### Activity:
Skip the images and repeat every entry word for word.

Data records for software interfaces
........

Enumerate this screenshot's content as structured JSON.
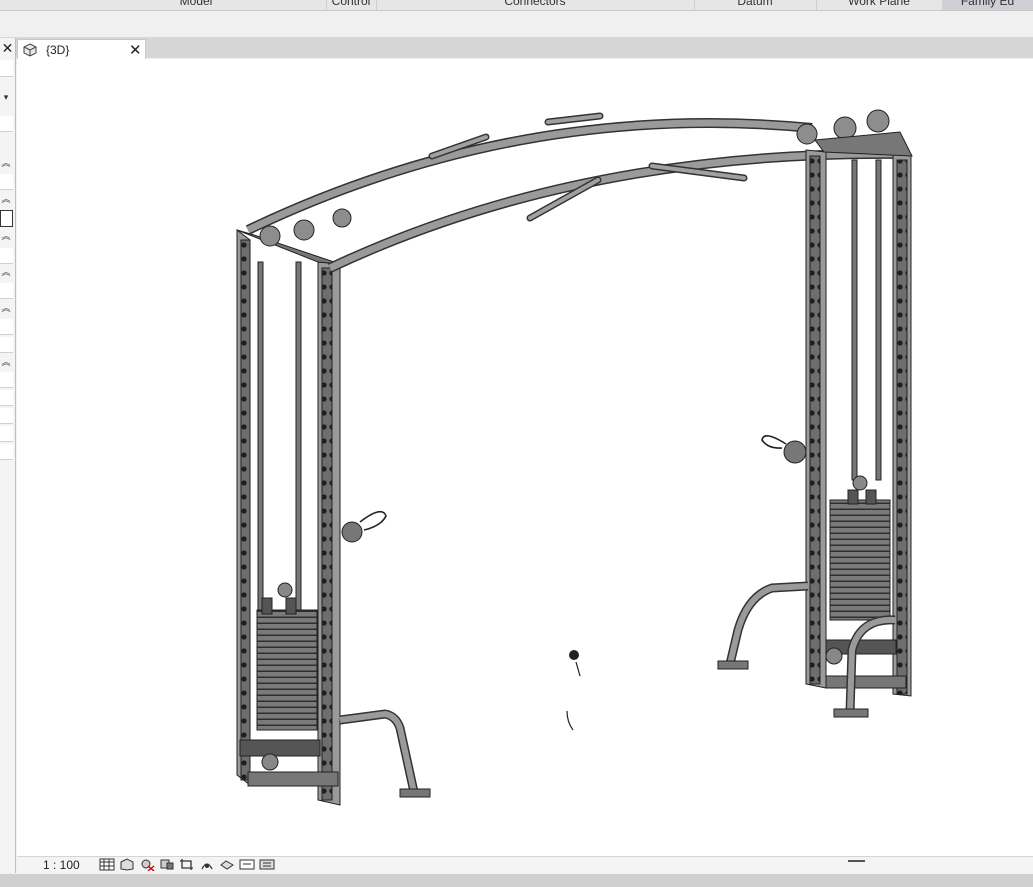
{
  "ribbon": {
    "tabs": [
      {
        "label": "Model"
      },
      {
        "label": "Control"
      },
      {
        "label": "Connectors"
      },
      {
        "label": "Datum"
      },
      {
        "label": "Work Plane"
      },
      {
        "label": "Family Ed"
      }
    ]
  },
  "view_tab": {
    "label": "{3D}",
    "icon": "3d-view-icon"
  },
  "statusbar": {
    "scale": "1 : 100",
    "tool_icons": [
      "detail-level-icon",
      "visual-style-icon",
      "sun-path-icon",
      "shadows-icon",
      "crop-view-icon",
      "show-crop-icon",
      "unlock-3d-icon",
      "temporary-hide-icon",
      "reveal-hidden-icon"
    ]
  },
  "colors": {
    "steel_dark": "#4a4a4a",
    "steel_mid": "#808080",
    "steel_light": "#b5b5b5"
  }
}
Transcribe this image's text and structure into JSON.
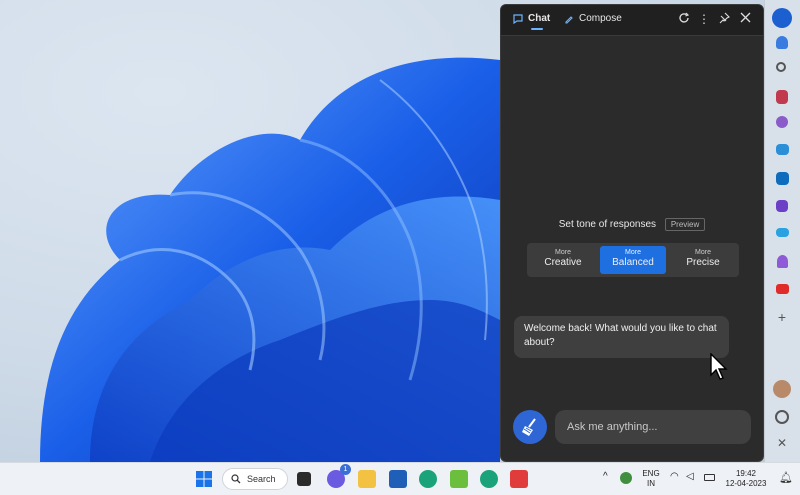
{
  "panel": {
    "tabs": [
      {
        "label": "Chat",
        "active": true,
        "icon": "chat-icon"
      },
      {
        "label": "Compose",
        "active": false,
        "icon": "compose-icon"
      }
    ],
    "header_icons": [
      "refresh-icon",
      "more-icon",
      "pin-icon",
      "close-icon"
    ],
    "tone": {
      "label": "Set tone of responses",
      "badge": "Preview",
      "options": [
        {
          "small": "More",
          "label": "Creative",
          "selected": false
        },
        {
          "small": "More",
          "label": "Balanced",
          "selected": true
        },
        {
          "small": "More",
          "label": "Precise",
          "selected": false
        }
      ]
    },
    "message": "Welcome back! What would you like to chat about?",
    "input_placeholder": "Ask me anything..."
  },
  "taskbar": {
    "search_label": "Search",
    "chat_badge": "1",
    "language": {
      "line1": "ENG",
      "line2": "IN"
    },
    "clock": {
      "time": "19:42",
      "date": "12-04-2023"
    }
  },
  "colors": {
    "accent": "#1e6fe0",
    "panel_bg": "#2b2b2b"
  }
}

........

### Task output:
Enumerate this screenshot's content as structured JSON.
{
  "ribbon": {
    "tabs": [
      {
        "label": "Model"
      },
      {
        "label": "Control"
      },
      {
        "label": "Connectors"
      },
      {
        "label": "Datum"
      },
      {
        "label": "Work Plane"
      },
      {
        "label": "Family Ed"
      }
    ]
  },
  "view_tab": {
    "label": "{3D}",
    "icon": "3d-view-icon"
  },
  "statusbar": {
    "scale": "1 : 100",
    "tool_icons": [
      "detail-level-icon",
      "visual-style-icon",
      "sun-path-icon",
      "shadows-icon",
      "crop-view-icon",
      "show-crop-icon",
      "unlock-3d-icon",
      "temporary-hide-icon",
      "reveal-hidden-icon"
    ]
  },
  "colors": {
    "steel_dark": "#4a4a4a",
    "steel_mid": "#808080",
    "steel_light": "#b5b5b5"
  }
}
Transcribe this image's text and structure into JSON.
{
  "panel": {
    "tabs": [
      {
        "label": "Chat",
        "active": true,
        "icon": "chat-icon"
      },
      {
        "label": "Compose",
        "active": false,
        "icon": "compose-icon"
      }
    ],
    "header_icons": [
      "refresh-icon",
      "more-icon",
      "pin-icon",
      "close-icon"
    ],
    "tone": {
      "label": "Set tone of responses",
      "badge": "Preview",
      "options": [
        {
          "small": "More",
          "label": "Creative",
          "selected": false
        },
        {
          "small": "More",
          "label": "Balanced",
          "selected": true
        },
        {
          "small": "More",
          "label": "Precise",
          "selected": false
        }
      ]
    },
    "message": "Welcome back! What would you like to chat about?",
    "input_placeholder": "Ask me anything..."
  },
  "taskbar": {
    "search_label": "Search",
    "chat_badge": "1",
    "language": {
      "line1": "ENG",
      "line2": "IN"
    },
    "clock": {
      "time": "19:42",
      "date": "12-04-2023"
    }
  },
  "colors": {
    "accent": "#1e6fe0",
    "panel_bg": "#2b2b2b"
  }
}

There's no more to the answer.